## The problem:
Each line of the listing should be reproduced exactly.

◆ ◆ ◆ ◆

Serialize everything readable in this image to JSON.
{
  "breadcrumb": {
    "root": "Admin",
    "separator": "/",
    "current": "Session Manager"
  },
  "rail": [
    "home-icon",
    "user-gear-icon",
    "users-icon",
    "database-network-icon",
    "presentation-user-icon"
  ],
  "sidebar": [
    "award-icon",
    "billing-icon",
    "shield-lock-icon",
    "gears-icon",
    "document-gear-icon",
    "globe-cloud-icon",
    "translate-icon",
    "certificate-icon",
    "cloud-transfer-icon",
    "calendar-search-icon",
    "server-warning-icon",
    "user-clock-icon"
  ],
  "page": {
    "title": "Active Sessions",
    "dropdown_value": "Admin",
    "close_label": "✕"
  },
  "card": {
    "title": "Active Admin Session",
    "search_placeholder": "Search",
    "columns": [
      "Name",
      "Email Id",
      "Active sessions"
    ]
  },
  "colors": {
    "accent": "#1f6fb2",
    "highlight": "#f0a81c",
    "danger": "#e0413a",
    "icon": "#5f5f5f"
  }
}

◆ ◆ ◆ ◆

## Worked solution:
Serialize everything readable in this image to JSON.
{
  "breadcrumb": {
    "root": "Admin",
    "separator": "/",
    "current": "Session Manager"
  },
  "rail": [
    "home-icon",
    "user-gear-icon",
    "users-icon",
    "database-network-icon",
    "presentation-user-icon"
  ],
  "sidebar": [
    "award-icon",
    "billing-icon",
    "shield-lock-icon",
    "gears-icon",
    "document-gear-icon",
    "globe-cloud-icon",
    "translate-icon",
    "certificate-icon",
    "cloud-transfer-icon",
    "calendar-search-icon",
    "server-warning-icon",
    "user-clock-icon"
  ],
  "page": {
    "title": "Active Sessions",
    "dropdown_value": "Admin",
    "close_label": "✕"
  },
  "card": {
    "title": "Active Admin Session",
    "search_placeholder": "Search",
    "columns": [
      "Name",
      "Email Id",
      "Active sessions"
    ]
  },
  "colors": {
    "accent": "#1f6fb2",
    "highlight": "#f0a81c",
    "danger": "#e0413a",
    "icon": "#5f5f5f"
  }
}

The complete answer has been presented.